Exercise objective — Which lines in the data below contain the word "JSON"? Copy each of them.

Records from a data collection
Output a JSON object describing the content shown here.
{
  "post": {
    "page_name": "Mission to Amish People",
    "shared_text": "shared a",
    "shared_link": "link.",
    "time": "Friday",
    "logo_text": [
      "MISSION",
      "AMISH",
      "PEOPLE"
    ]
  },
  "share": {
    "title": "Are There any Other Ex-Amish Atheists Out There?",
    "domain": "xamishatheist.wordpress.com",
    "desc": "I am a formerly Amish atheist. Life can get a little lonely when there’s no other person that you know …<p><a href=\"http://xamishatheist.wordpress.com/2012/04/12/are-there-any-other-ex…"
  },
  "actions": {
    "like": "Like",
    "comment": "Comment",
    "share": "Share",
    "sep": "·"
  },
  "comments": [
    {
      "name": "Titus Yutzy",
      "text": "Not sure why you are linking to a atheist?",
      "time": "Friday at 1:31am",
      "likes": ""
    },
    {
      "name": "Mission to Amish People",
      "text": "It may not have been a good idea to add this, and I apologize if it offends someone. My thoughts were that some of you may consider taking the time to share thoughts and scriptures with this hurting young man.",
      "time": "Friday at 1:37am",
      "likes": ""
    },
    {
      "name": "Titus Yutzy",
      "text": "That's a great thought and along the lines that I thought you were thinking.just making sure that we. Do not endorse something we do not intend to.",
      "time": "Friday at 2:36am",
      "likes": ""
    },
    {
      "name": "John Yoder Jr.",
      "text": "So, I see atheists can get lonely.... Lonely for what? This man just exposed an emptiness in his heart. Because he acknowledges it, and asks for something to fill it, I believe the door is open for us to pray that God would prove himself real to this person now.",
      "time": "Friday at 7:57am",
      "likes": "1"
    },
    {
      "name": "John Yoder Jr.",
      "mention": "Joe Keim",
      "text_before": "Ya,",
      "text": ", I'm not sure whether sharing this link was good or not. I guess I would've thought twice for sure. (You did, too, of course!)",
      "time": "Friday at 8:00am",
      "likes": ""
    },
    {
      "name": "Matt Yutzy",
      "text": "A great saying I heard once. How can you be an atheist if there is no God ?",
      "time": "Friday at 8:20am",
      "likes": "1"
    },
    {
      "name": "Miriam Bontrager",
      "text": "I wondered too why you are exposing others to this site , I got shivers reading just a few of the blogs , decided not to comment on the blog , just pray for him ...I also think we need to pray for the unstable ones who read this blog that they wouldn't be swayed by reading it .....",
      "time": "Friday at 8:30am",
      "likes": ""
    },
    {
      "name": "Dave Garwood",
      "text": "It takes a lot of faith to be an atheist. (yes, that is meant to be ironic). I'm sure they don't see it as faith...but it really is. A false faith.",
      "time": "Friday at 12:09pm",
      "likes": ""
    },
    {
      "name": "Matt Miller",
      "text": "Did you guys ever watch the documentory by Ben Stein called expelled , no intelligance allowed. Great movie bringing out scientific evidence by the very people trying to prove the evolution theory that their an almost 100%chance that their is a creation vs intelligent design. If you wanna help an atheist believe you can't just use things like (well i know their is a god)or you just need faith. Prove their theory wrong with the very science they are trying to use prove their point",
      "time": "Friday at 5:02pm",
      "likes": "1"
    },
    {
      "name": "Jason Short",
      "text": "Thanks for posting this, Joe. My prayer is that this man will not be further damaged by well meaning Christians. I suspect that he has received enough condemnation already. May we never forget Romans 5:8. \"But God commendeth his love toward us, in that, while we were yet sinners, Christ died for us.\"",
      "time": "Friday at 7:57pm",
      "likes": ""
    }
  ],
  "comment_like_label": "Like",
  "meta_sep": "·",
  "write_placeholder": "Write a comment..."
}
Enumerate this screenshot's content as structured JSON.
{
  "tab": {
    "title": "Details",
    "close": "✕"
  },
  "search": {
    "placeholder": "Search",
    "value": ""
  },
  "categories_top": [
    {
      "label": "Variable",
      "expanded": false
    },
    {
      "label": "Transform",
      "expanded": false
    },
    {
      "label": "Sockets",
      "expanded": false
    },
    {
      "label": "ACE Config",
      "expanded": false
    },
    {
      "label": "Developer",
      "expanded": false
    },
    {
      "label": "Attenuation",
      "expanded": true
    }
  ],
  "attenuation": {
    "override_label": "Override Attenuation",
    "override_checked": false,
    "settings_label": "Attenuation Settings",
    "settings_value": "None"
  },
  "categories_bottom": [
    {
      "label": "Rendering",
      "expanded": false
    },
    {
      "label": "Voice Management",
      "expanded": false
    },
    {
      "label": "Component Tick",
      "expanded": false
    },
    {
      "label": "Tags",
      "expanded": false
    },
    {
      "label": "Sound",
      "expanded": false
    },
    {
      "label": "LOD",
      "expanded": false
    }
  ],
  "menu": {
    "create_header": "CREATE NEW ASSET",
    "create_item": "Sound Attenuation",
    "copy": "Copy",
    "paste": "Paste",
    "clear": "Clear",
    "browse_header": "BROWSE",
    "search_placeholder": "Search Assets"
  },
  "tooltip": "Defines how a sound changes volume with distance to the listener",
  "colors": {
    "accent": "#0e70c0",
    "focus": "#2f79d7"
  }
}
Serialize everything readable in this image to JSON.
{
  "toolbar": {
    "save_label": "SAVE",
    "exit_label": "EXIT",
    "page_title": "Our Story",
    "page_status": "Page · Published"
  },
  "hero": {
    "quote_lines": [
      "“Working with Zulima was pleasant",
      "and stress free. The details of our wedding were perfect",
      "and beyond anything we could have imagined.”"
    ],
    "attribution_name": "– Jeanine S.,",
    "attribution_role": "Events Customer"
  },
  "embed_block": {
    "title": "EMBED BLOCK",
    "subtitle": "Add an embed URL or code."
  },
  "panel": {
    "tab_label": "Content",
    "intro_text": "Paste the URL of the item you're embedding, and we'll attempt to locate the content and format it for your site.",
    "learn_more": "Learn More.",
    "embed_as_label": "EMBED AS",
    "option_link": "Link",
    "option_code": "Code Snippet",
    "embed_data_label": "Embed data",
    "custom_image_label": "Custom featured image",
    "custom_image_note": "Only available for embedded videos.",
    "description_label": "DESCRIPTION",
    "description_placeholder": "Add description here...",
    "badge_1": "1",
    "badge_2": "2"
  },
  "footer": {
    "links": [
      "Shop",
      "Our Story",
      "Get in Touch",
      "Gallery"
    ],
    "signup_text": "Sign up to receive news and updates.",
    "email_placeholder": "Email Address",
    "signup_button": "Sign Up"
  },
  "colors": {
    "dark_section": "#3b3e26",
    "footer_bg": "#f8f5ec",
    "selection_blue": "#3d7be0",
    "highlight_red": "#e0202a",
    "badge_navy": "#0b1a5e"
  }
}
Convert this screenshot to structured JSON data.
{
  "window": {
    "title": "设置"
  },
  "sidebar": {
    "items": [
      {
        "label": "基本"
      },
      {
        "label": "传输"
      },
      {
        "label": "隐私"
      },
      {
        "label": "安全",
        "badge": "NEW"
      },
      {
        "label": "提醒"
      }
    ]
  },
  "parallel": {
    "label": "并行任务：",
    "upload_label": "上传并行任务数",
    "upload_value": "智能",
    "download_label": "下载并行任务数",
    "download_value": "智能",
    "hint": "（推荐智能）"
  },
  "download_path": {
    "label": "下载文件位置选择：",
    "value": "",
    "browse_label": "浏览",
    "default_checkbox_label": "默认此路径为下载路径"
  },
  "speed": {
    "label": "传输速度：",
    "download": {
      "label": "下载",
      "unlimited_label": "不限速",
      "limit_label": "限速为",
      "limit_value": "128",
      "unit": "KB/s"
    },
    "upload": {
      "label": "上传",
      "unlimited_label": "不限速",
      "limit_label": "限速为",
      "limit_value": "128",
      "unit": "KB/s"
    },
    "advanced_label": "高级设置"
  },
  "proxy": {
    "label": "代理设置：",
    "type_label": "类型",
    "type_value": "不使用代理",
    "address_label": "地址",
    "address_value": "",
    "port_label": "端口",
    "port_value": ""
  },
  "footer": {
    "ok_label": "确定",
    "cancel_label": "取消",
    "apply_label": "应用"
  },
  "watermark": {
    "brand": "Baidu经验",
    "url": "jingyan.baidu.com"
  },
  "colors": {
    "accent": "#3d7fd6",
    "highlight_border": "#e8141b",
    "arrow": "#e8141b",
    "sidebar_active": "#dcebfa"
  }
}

Response —
Output a JSON object describing the content shown here.
Enumerate this screenshot's content as structured JSON.
Serialize everything readable in this image to JSON.
Convert this screenshot to structured JSON data.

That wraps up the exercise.